Some of those moves have come at quarterback, with the Denver Broncos trading for Russell Wilson, and the Cleveland Browns trading for Deshaun Watson, while others have come at wide receiver (Davante Adams trade to the Las Vegas Raiders). Some of the largest moves overall though have come with teams aiming for elite-level pass rushers, like the Los Angeles Chargers trading for Khalil Mack, the Raiders signing Chandler Jones, and even the Indianapolis Colts trading for Yannick Ngakoue.
Quietly though, the Steelers have stood pat in that department, knowing they have the NFL’s reigning Defensive Player of the Year in T.J. Watt and a consensus All-Pro in Cameron Heyward on their defense.
While Jones and Mack have stolen headlines, Watt and Heyward aren’t going anywhere, at least according to NFL.com’s Bucky Brooks, who ranked the pairing his No. 3 pass rush duo in the NFL Friday.
Of course, Brooks has Jones and Maxx Crosby in Las Vegas as his No. 1 duo, and Mack and Joey Bosa in Los Angeles as his No. 2 following the offseason moves. Watt and Heyward keep chugging along through, landing at No. 3.
“Watt is a disruptive sack master with a knack for producing splash plays off the edge. The reigning Defensive Player of the Year has 65 sacks over the past four seasons. He’s also forced 21 fumbles over that span, utilizing a tomahawk chop that separates the quarterback from the ball,” Brooks writes. “Heyward is a rock-solid interior playmaker with underrated pass-rushing skills. He has notched double-digit sacks twice in his 11-year career, but his disruption between the tackles doesn’t always show up on the stat sheet.
“Opponents are forced to account for his whereabouts in pass protection, and that is a problem when Watt is wreaking havoc off the edges,” Brooks added. “As new defensive coordinator Teryl Austin starts tweaking the scheme to create more sack opportunities for his top playmakers, the AFC could see Watt and Heyward post monster numbers once again for a defense that should be more aggressive and scheme-diverse next season.”
There’s no denying just how great the duo is, even if they might not profile as the typical pass rush tandem with Watt coming off the edge and Heyward feasting in the middle of the offensive line the last few seasons together.
Watt certainly gets all of the national attention due to his splash plays working off the edge, not to mention his last name, but Heyward is just as good as Watt is, making for a dominant duo that teams have a very tough time scheming for.

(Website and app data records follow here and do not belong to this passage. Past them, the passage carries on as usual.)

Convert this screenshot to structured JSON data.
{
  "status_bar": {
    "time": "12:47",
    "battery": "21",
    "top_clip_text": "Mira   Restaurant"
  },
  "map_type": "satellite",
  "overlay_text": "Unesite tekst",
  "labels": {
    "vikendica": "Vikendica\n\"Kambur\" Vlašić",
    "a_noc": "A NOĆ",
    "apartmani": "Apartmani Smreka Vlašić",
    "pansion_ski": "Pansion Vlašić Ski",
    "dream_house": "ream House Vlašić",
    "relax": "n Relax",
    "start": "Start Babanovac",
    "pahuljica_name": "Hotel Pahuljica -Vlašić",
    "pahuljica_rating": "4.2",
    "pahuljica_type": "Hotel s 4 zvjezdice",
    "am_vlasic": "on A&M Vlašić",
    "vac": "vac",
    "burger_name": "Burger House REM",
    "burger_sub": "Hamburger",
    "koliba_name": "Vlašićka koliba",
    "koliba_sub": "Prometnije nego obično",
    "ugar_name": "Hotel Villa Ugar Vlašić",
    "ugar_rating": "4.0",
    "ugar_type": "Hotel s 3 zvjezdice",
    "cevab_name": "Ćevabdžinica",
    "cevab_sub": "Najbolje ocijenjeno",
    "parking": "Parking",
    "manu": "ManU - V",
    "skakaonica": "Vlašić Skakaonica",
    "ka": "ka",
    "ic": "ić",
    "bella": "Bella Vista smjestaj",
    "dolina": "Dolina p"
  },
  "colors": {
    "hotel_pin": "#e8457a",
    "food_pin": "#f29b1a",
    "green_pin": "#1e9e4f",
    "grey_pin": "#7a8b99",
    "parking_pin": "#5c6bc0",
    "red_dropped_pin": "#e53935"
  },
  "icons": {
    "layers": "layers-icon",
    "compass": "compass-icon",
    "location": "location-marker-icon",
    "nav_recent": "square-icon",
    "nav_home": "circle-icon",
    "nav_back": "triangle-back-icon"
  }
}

Under new defensive coordinator Teryl Austin, not much should change, in terms of the duo’s usage, which should lead to another monster year from the two. As Brooks points out though, some subtle adjustments and the influence of new senior defensive assistant/LB coach Brian Flores could lead to more elaborate pressure packages, potentially leading to more sacks and disruptive plays from the third-ranked pass rush duo.